:: TASK TO CARRY OUT ::
Each line of the records that includes "glyph" should be found and copied.

= Beginning of Section =

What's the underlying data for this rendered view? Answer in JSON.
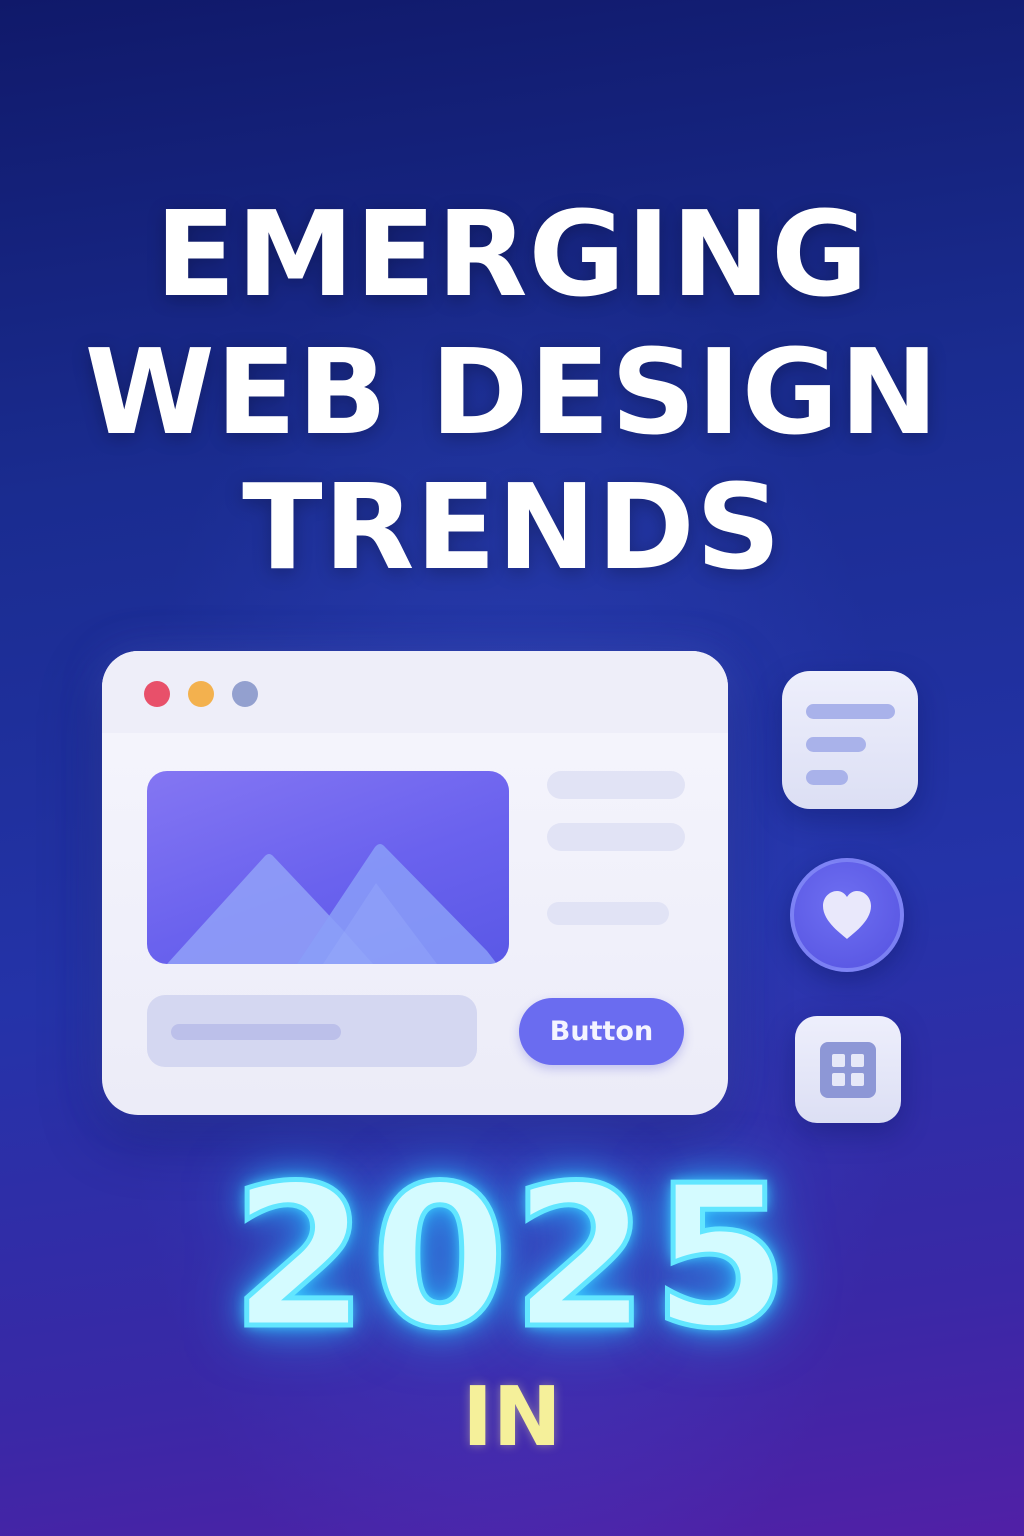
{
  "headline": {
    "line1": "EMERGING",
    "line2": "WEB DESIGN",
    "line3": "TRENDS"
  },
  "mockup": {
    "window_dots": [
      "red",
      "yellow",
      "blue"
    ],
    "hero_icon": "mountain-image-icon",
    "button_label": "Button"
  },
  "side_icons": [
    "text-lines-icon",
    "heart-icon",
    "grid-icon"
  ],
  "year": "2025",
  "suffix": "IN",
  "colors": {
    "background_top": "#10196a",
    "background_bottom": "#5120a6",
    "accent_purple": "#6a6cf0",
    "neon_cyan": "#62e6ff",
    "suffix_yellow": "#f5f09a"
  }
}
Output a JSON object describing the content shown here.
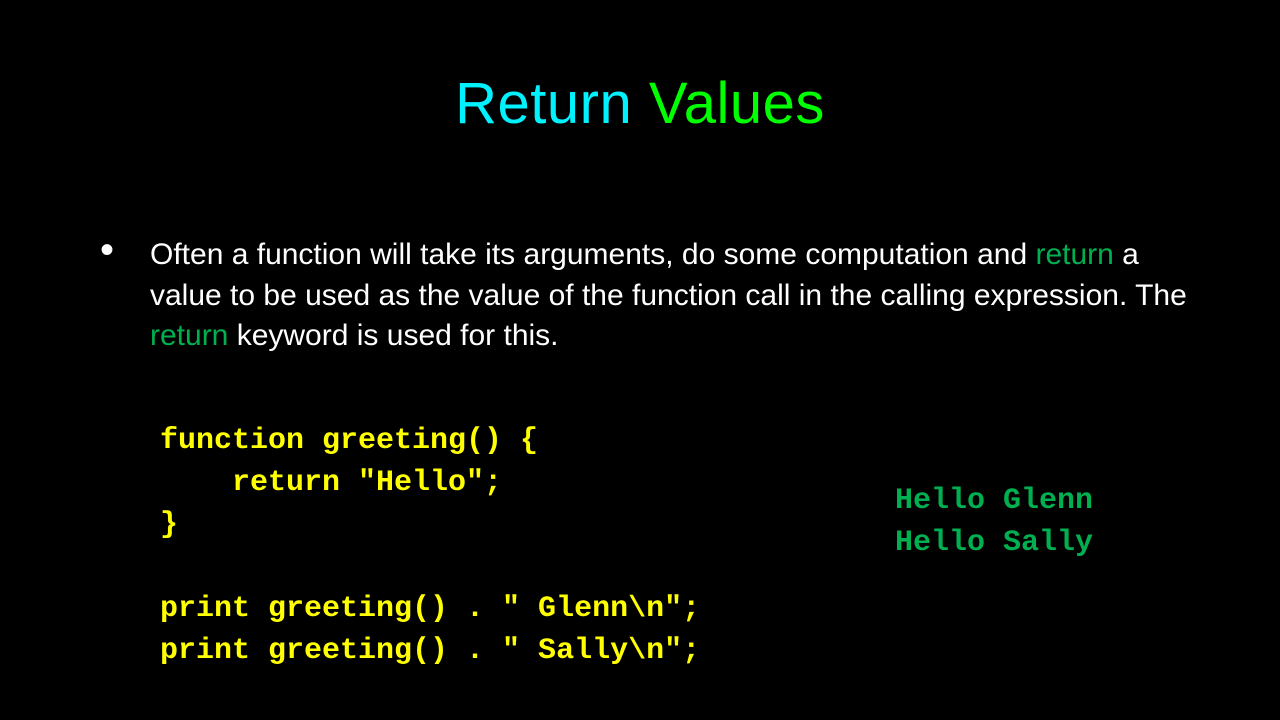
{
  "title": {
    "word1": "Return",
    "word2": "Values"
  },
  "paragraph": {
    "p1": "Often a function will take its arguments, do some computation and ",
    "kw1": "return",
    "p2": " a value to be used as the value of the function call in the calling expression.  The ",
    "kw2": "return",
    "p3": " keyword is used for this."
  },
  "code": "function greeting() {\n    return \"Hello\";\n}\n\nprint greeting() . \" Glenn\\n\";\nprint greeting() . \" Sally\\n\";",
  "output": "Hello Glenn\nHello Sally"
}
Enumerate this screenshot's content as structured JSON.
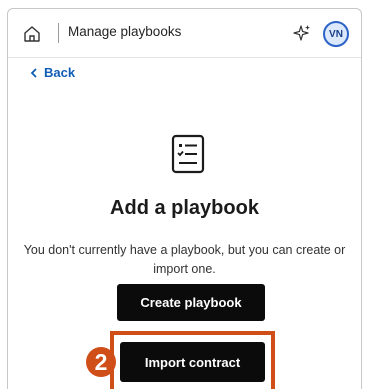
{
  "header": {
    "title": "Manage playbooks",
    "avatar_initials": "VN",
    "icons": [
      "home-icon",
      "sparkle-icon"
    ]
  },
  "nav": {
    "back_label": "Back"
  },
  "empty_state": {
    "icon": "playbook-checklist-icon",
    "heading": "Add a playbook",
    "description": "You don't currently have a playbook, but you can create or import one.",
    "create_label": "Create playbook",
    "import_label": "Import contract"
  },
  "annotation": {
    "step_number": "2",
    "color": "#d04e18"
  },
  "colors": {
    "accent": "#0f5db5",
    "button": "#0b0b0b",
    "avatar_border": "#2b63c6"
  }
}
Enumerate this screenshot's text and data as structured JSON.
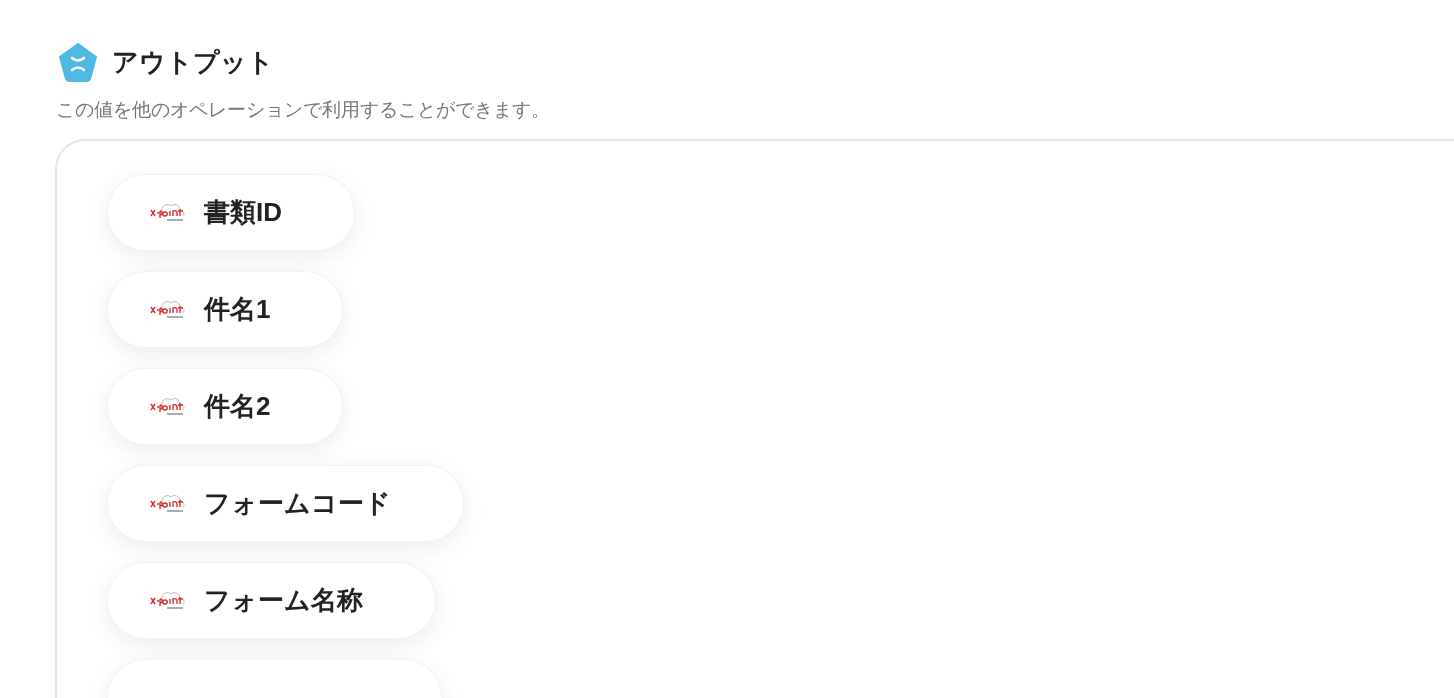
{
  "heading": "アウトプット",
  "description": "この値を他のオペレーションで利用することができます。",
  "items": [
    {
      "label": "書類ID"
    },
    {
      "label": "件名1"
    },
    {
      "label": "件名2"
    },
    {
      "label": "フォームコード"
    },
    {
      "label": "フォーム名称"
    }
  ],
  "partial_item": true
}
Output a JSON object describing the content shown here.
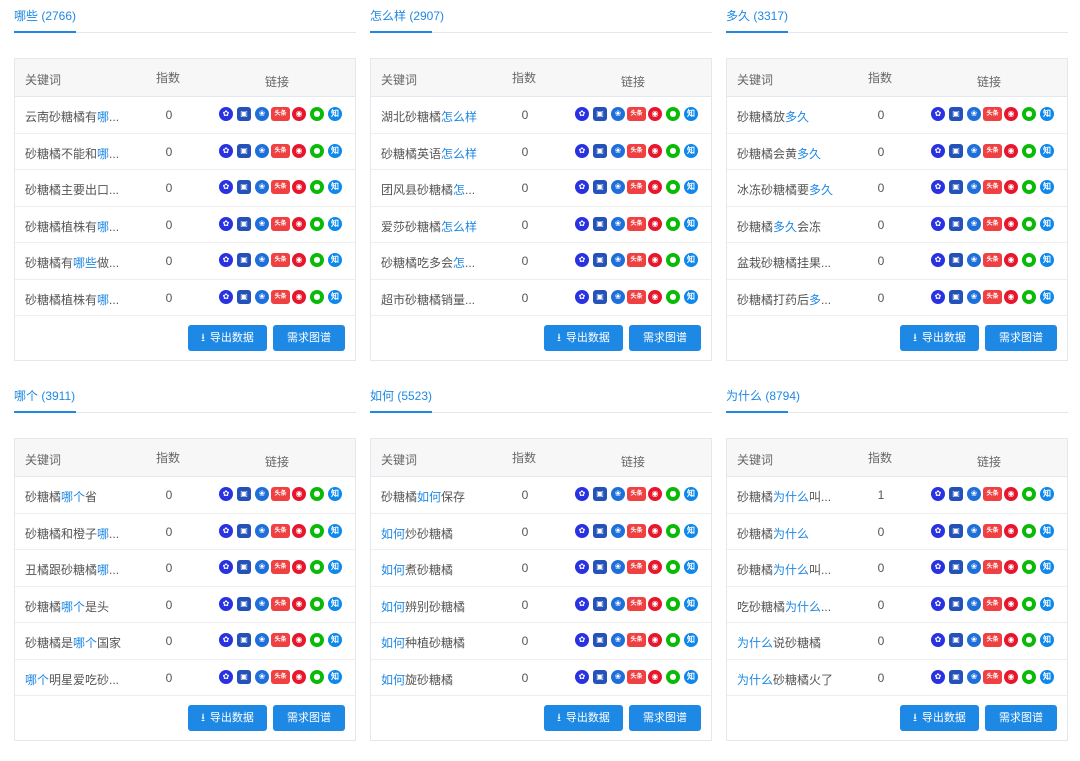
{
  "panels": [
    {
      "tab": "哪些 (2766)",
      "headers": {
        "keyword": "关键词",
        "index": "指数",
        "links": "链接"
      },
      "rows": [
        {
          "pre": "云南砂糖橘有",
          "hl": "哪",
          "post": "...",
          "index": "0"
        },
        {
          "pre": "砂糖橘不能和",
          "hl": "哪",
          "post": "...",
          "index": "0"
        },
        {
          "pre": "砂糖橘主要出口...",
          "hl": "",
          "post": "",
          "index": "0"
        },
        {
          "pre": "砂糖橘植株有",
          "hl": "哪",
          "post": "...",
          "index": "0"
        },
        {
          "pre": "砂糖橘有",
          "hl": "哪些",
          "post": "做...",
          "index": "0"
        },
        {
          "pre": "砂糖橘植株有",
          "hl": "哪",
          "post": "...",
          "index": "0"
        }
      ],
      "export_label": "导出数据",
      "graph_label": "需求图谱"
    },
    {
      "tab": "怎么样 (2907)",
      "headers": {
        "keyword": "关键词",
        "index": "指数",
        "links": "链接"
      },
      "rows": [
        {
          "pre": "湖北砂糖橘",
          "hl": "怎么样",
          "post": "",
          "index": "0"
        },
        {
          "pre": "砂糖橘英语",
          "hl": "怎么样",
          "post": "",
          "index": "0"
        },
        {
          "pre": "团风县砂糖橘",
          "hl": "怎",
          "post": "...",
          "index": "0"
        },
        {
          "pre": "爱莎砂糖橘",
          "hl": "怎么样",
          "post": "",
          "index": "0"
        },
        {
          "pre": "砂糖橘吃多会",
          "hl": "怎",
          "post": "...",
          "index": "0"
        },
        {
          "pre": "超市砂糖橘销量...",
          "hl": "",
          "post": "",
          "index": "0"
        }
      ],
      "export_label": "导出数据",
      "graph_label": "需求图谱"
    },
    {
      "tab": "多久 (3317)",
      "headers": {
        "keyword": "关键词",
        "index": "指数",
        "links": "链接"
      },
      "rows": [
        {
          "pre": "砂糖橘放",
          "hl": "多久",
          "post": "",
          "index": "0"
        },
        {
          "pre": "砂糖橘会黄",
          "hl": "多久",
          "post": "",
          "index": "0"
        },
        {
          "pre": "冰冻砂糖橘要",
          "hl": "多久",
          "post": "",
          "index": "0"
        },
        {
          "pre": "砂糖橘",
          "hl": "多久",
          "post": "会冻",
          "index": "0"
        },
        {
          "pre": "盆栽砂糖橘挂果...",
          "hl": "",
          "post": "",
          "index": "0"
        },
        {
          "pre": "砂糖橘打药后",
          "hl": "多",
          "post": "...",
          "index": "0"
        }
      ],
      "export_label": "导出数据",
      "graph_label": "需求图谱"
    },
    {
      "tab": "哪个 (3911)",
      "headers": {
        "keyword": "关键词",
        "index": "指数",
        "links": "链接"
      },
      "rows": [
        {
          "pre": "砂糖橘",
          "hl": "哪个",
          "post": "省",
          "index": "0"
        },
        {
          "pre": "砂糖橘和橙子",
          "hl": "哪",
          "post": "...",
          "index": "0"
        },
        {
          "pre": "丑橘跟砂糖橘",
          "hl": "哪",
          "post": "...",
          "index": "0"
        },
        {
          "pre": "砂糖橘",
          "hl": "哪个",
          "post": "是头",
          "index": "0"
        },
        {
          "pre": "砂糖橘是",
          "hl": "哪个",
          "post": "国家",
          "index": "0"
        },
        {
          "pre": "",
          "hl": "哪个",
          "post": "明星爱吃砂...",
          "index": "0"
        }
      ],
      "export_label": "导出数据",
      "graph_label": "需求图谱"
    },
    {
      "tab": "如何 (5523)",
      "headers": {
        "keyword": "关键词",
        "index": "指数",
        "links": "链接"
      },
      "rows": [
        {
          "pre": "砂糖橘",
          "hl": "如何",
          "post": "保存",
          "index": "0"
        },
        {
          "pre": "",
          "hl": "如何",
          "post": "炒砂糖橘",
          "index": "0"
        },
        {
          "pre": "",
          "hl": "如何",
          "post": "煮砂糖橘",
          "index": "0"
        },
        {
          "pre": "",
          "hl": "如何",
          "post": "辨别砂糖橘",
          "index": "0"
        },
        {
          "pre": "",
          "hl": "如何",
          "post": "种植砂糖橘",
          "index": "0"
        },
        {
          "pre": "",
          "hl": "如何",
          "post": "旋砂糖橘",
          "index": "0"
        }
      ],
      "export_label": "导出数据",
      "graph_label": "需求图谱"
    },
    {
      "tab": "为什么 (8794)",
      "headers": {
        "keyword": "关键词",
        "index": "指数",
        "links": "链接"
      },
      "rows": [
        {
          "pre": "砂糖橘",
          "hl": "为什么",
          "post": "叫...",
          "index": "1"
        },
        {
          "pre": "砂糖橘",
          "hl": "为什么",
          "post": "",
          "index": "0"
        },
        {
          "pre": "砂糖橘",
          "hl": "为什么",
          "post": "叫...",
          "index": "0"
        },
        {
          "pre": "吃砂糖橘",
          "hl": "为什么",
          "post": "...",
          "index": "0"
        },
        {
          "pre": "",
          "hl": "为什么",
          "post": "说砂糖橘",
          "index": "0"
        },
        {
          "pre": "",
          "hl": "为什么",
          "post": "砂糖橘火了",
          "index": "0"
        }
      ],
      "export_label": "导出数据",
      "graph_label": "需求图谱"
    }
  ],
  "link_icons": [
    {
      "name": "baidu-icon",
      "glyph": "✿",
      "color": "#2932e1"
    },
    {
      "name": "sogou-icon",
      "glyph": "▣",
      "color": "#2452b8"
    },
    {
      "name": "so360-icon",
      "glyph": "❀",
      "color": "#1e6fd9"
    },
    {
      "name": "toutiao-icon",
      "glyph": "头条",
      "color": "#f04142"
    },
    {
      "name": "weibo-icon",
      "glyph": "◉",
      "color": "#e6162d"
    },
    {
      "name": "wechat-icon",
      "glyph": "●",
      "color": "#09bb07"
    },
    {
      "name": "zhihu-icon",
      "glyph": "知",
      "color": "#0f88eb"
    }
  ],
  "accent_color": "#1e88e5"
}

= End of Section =

:: RESPONSE BOX ::
      "glyph": "✿",
      "glyph": "▣",
      "glyph": "❀",
      "glyph": "头条",
      "glyph": "◉",
      "glyph": "●",
      "glyph": "知",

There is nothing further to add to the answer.